(Website and app data records)
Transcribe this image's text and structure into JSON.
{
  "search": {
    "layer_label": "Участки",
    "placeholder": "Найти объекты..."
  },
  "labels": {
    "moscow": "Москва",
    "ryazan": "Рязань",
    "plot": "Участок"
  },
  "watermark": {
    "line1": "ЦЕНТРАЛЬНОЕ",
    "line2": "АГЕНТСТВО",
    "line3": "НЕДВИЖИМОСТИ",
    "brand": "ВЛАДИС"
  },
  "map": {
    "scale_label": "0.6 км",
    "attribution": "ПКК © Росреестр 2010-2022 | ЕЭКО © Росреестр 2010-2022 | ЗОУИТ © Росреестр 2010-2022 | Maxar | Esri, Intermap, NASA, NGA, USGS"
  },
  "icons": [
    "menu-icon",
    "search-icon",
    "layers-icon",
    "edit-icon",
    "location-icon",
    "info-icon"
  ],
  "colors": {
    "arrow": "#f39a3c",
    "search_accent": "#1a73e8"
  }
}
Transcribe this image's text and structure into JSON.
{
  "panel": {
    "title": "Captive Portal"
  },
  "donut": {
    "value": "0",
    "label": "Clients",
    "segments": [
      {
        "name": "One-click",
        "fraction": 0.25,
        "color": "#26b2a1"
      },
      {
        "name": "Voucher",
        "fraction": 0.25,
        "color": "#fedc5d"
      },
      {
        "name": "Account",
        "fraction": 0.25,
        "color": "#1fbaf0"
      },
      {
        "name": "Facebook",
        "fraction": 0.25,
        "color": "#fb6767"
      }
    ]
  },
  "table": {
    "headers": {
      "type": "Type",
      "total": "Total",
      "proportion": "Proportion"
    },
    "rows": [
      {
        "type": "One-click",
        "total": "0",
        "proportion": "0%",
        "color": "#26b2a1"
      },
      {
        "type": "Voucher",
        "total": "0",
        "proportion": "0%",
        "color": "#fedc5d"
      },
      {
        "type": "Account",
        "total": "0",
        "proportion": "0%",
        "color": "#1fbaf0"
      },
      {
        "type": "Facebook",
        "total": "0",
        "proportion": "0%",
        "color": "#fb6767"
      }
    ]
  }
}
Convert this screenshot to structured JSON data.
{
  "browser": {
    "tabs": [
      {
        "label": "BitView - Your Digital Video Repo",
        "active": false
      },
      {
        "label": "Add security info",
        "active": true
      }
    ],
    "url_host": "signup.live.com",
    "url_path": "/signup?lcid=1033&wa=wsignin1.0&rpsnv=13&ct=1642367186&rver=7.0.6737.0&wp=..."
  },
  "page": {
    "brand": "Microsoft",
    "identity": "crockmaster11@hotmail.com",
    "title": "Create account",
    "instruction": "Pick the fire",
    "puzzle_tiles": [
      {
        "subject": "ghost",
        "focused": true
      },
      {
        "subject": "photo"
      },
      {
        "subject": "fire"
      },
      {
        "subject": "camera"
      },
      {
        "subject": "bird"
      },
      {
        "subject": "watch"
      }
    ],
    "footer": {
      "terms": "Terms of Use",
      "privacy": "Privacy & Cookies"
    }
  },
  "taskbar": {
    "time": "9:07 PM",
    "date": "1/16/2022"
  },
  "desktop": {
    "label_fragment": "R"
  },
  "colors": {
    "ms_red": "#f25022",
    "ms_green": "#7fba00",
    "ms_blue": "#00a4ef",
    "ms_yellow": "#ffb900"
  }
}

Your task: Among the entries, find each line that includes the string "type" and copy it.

Response for this exercise:
      "type": "Type",
        "type": "One-click",
        "type": "Voucher",
        "type": "Account",
        "type": "Facebook",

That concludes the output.